Start of DATA UNDER STUDY

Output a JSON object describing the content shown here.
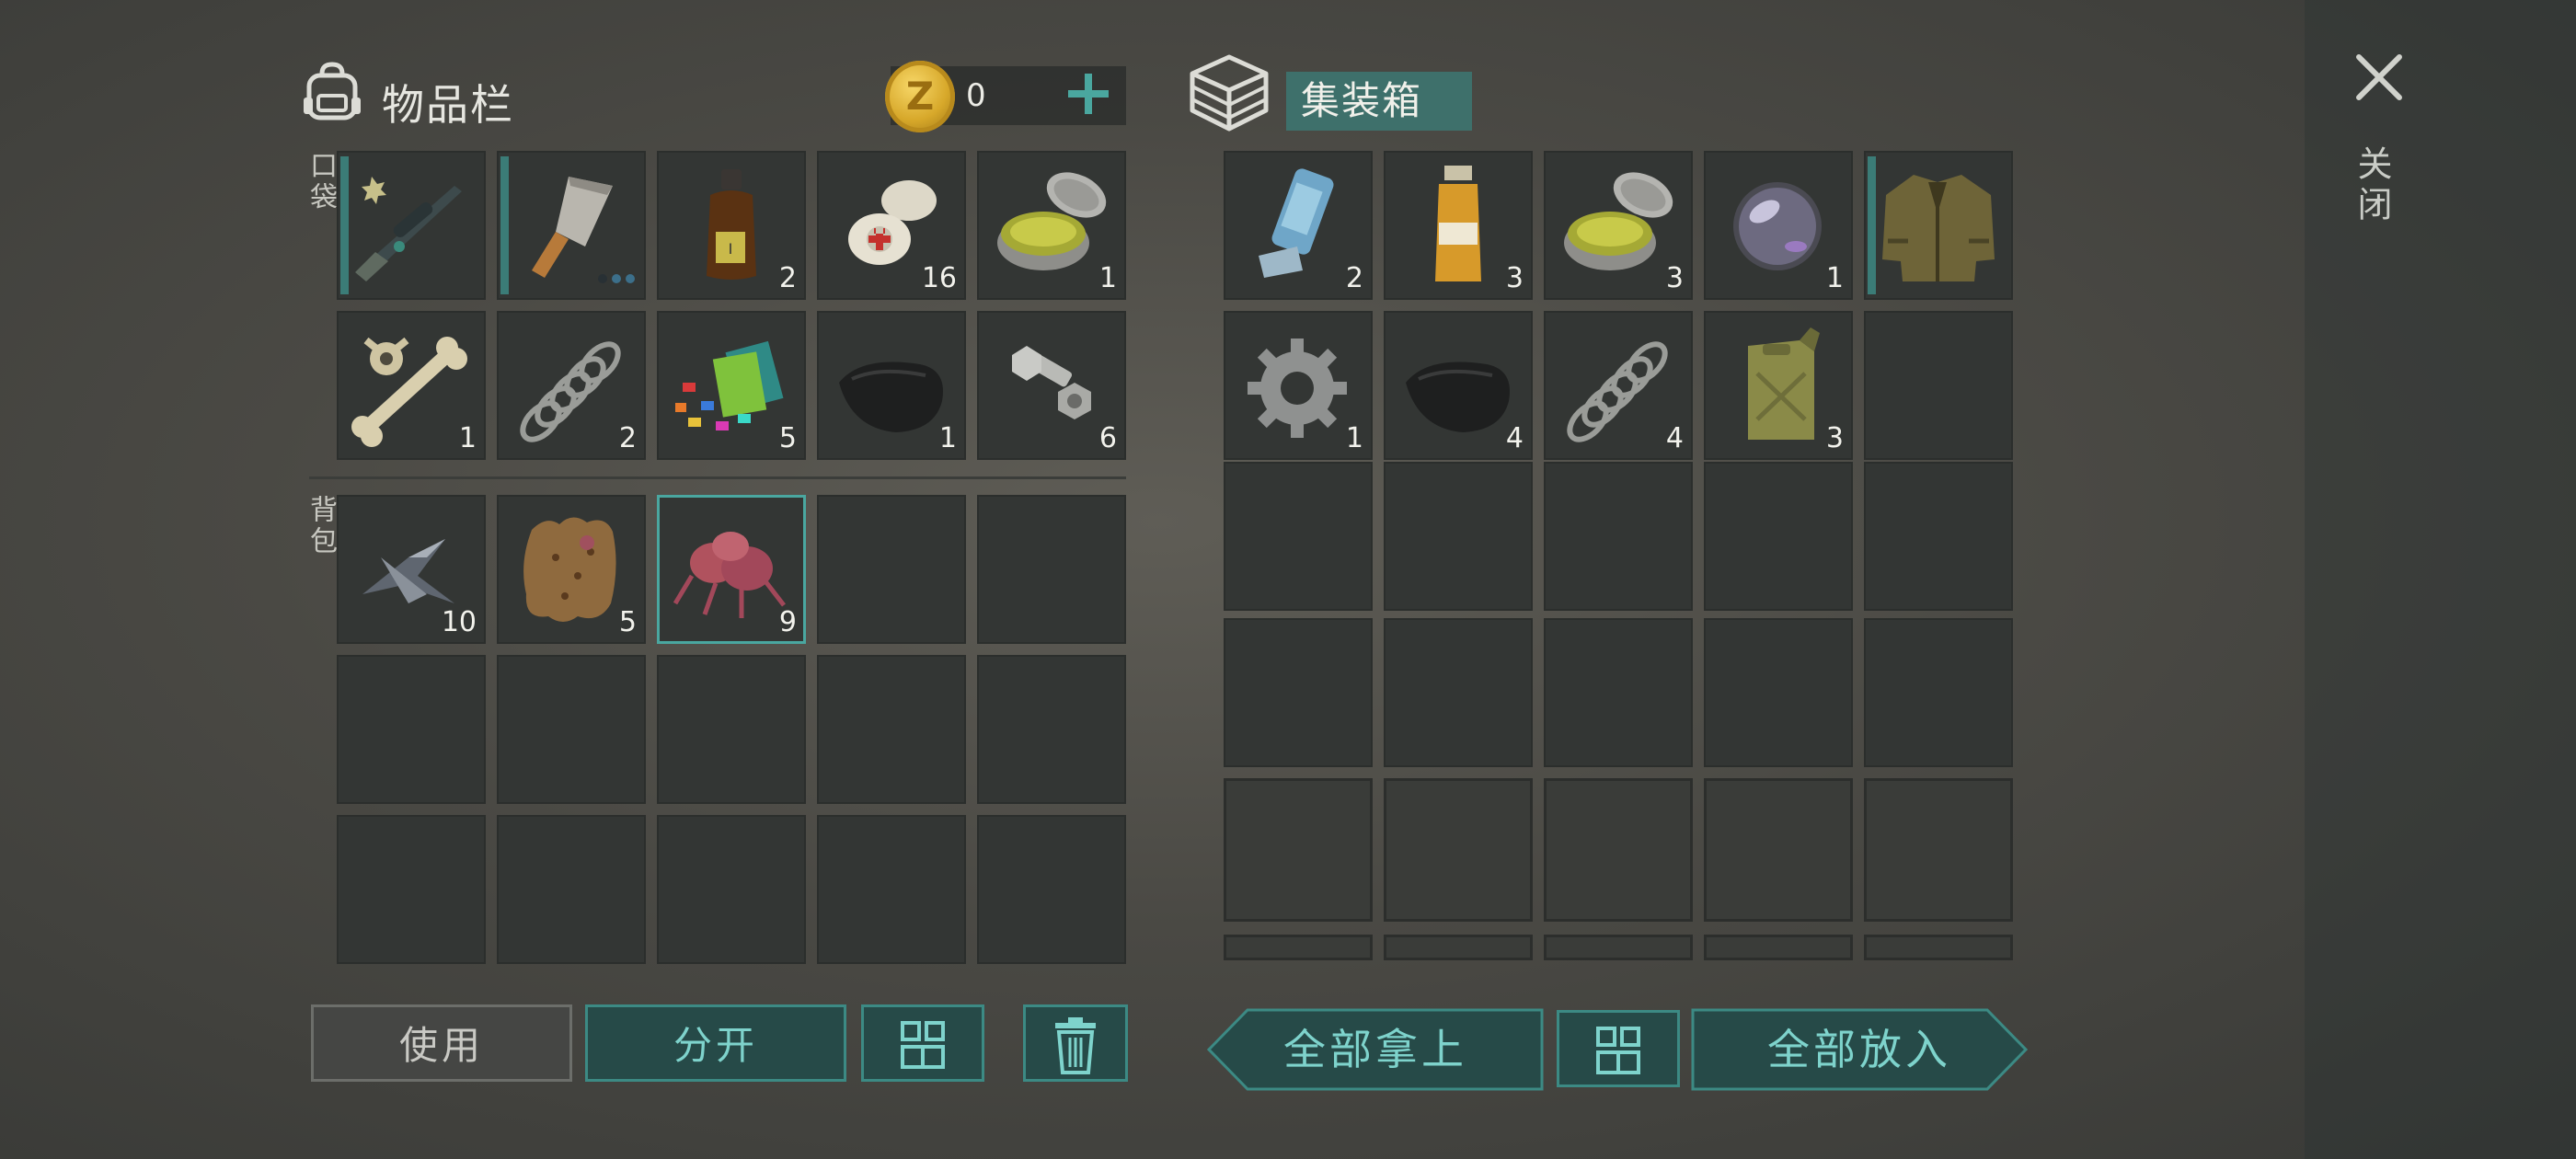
{
  "inventory": {
    "title": "物品栏",
    "coins": "0"
  },
  "container": {
    "title": "集装箱"
  },
  "close_label": "关闭",
  "labels": {
    "pocket": "口袋",
    "backpack": "背包"
  },
  "pocket_items": [
    {
      "name": "sniper-rifle",
      "count": ""
    },
    {
      "name": "cleaver",
      "count": ""
    },
    {
      "name": "iodine-bottle",
      "count": "2"
    },
    {
      "name": "bandage",
      "count": "16"
    },
    {
      "name": "ointment-jar",
      "count": "1"
    },
    {
      "name": "bones",
      "count": "1"
    },
    {
      "name": "spring",
      "count": "2"
    },
    {
      "name": "cloth-scraps",
      "count": "5"
    },
    {
      "name": "leather",
      "count": "1"
    },
    {
      "name": "nut-bolt",
      "count": "6"
    }
  ],
  "backpack_items": [
    {
      "name": "scrap-metal",
      "count": "10"
    },
    {
      "name": "animal-hide",
      "count": "5"
    },
    {
      "name": "mutant-organ",
      "count": "9"
    }
  ],
  "container_items": [
    {
      "name": "inhaler",
      "count": "2"
    },
    {
      "name": "antibiotic-bottle",
      "count": "3"
    },
    {
      "name": "ointment-jar",
      "count": "3"
    },
    {
      "name": "lens",
      "count": "1"
    },
    {
      "name": "jacket",
      "count": ""
    },
    {
      "name": "gear",
      "count": "1"
    },
    {
      "name": "leather",
      "count": "4"
    },
    {
      "name": "spring",
      "count": "4"
    },
    {
      "name": "jerrycan",
      "count": "3"
    }
  ],
  "buttons": {
    "use": "使用",
    "split": "分开",
    "take_all": "全部拿上",
    "put_all": "全部放入"
  },
  "colors": {
    "accent": "#3c8a84",
    "accent_text": "#7ed3cc",
    "selected": "#4aa7a0"
  }
}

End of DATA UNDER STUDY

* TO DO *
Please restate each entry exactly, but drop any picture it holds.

* FINAL ANSWER *
Output a JSON object describing the content shown here.
{
  "inventory": {
    "title": "物品栏",
    "coins": "0"
  },
  "container": {
    "title": "集装箱"
  },
  "close_label": "关闭",
  "labels": {
    "pocket": "口袋",
    "backpack": "背包"
  },
  "pocket_items": [
    {
      "name": "sniper-rifle",
      "count": ""
    },
    {
      "name": "cleaver",
      "count": ""
    },
    {
      "name": "iodine-bottle",
      "count": "2"
    },
    {
      "name": "bandage",
      "count": "16"
    },
    {
      "name": "ointment-jar",
      "count": "1"
    },
    {
      "name": "bones",
      "count": "1"
    },
    {
      "name": "spring",
      "count": "2"
    },
    {
      "name": "cloth-scraps",
      "count": "5"
    },
    {
      "name": "leather",
      "count": "1"
    },
    {
      "name": "nut-bolt",
      "count": "6"
    }
  ],
  "backpack_items": [
    {
      "name": "scrap-metal",
      "count": "10"
    },
    {
      "name": "animal-hide",
      "count": "5"
    },
    {
      "name": "mutant-organ",
      "count": "9"
    }
  ],
  "container_items": [
    {
      "name": "inhaler",
      "count": "2"
    },
    {
      "name": "antibiotic-bottle",
      "count": "3"
    },
    {
      "name": "ointment-jar",
      "count": "3"
    },
    {
      "name": "lens",
      "count": "1"
    },
    {
      "name": "jacket",
      "count": ""
    },
    {
      "name": "gear",
      "count": "1"
    },
    {
      "name": "leather",
      "count": "4"
    },
    {
      "name": "spring",
      "count": "4"
    },
    {
      "name": "jerrycan",
      "count": "3"
    }
  ],
  "buttons": {
    "use": "使用",
    "split": "分开",
    "take_all": "全部拿上",
    "put_all": "全部放入"
  },
  "colors": {
    "accent": "#3c8a84",
    "accent_text": "#7ed3cc",
    "selected": "#4aa7a0"
  }
}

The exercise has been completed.